In India, children’s vulnerabilities and exposure to violations of their rights remain spread and multiple in nature.
These violations are various, ranging from child labour, child trafficking, to commercial sexual exploitation and many other forms of violence and abuse.
Although poverty is often cited as the cause underlying child labour, other factors such as discrimination, social exclusion, as well as the lack of quality education or existing parents’ attitudes and perceptions about child labour and the role and value of education need also to be considered. In states like Bihar, Mizoram, Rajasthan and Uttar Pradesh, 60 per cent or more girls dropped out before completing their five years primary education.
Trafficking of children also continues to be a serious problem in India. The nature and scope of trafficking range from industrial and domestic labour, to forced early marriages and commercial sexual exploitation. Existing studies show that over 40 per cent of women sex workers enter into prostitution before the age of 18 years. Moreover, due to the challenges and complexity posed in creating systematic redressing mechanisms, as well as due to the discrimination surrounding the issue, for children who have been trafficked and rescued opportunities for rehabilitation remain scarce and reintegration process arduous.
While systematic data and information on child protection issues are still not always available, evidence suggests that children in need of special protection belong to communities suffering disadvantage and social exclusion such as scheduled casts and tribes, and the poor. The lack of available services, as well as the gaps persisting in law enforcement and in rehabilitation schemes also constitute a major cause of concern.
Government of India Action On Child Labour
Strengthen National Child Labour Project (NCLP) active across 13 states
Expand coverage of services for sexually exploited children
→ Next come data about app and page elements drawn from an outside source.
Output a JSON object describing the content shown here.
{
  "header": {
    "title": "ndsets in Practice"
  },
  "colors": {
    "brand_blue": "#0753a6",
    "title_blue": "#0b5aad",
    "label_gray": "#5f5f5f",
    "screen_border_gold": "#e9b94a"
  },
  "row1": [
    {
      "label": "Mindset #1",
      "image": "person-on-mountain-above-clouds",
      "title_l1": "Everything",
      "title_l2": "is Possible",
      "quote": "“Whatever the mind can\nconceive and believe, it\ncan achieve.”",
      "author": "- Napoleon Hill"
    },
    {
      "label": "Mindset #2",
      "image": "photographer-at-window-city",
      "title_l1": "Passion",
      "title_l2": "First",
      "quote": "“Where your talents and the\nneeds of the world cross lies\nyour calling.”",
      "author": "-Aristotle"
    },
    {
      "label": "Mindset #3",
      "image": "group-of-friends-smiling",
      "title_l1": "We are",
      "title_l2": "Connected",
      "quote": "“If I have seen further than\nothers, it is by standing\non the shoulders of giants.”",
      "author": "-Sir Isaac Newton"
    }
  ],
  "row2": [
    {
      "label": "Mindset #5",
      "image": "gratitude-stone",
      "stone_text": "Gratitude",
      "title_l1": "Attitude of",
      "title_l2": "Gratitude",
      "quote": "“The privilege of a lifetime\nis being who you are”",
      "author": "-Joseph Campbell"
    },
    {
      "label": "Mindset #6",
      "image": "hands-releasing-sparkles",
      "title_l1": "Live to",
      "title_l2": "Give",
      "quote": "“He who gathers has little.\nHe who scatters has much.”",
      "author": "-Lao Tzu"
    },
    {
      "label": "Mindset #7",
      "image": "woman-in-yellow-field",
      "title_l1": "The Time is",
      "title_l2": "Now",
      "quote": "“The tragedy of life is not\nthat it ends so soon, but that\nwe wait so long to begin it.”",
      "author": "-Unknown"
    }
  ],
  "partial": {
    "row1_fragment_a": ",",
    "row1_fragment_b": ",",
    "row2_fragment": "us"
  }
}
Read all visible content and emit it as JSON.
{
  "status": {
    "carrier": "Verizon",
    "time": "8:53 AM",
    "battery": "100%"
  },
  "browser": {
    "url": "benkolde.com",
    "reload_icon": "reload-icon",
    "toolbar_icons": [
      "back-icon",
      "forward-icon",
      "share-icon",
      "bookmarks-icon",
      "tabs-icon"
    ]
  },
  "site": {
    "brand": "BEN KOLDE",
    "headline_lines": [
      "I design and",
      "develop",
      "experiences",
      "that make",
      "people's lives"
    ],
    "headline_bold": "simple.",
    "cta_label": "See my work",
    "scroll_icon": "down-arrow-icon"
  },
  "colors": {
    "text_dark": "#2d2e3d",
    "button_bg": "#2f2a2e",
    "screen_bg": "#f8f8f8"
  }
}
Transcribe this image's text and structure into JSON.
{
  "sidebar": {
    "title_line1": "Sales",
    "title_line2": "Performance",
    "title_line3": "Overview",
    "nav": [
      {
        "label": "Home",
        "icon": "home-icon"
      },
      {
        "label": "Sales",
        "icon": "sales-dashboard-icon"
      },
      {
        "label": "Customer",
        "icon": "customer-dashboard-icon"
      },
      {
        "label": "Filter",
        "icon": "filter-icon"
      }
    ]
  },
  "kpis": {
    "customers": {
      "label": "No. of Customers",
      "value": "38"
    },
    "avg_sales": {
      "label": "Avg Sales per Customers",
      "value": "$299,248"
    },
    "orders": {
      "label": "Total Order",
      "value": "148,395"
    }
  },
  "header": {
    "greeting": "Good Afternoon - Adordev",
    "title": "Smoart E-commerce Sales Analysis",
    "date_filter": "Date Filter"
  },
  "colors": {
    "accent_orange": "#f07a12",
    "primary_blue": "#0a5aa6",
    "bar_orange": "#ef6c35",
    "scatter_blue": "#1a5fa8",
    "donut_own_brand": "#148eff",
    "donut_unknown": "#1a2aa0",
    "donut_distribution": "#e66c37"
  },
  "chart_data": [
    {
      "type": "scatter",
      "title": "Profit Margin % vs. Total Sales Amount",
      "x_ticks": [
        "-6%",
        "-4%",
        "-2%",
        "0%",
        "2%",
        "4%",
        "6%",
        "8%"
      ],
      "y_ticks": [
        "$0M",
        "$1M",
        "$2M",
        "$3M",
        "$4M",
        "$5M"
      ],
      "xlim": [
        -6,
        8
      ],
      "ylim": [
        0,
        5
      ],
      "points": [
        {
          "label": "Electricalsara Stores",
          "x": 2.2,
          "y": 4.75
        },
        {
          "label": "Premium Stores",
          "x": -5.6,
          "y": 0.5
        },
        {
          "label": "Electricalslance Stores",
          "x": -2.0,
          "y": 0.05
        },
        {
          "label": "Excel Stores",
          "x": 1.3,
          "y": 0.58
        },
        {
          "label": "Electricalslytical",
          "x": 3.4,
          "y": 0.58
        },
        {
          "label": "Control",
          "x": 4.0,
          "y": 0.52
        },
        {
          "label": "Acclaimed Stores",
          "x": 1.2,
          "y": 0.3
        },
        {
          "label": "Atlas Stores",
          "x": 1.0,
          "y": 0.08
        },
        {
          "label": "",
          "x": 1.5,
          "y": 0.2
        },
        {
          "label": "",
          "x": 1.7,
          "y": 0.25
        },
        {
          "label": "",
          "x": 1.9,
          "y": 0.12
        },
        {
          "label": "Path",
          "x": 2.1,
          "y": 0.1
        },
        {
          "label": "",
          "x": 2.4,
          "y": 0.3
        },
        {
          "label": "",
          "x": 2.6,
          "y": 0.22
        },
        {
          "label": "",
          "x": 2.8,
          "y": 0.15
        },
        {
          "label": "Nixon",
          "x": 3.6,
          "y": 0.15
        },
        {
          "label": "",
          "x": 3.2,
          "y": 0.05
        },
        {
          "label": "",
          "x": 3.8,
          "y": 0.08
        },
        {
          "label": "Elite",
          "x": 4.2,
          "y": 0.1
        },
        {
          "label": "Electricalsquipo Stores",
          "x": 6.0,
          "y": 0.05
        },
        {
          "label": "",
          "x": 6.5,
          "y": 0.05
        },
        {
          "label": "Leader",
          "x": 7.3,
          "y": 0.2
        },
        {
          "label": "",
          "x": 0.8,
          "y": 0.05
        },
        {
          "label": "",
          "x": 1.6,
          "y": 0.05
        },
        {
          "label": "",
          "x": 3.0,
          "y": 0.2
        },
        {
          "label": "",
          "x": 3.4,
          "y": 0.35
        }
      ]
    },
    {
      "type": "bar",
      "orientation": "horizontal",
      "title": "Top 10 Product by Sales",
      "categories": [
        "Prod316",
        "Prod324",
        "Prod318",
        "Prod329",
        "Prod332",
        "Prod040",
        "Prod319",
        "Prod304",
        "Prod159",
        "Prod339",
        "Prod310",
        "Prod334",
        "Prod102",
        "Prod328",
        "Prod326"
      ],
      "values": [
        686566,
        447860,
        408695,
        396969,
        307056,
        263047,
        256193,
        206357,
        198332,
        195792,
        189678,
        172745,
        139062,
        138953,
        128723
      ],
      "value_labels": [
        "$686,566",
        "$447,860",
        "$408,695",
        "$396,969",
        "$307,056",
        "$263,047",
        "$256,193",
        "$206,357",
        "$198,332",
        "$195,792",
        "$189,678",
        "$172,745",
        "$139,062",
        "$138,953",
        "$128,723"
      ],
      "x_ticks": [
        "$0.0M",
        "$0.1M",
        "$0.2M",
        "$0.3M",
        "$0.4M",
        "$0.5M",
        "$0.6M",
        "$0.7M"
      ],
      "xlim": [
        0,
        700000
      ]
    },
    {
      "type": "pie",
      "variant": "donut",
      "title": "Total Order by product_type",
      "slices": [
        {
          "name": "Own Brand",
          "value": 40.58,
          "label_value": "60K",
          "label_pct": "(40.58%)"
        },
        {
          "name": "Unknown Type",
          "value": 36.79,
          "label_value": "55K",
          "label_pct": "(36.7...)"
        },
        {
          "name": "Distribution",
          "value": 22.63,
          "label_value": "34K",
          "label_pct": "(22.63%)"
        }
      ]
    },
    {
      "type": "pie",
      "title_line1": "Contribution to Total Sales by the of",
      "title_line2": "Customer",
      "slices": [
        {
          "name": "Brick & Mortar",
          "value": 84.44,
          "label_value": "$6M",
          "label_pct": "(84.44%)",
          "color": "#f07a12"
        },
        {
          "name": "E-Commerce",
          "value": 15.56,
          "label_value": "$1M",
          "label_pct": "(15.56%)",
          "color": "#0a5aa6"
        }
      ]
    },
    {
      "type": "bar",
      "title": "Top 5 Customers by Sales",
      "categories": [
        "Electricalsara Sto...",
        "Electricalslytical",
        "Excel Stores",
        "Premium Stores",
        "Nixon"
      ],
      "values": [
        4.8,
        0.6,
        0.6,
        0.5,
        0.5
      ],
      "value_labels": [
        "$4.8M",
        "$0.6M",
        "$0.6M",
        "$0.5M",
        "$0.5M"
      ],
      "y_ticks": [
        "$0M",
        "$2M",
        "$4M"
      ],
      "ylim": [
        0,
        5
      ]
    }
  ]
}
Expand coverage of services for children of adult sex workers
Reports on child violence
Violence against children in the countries of South Asia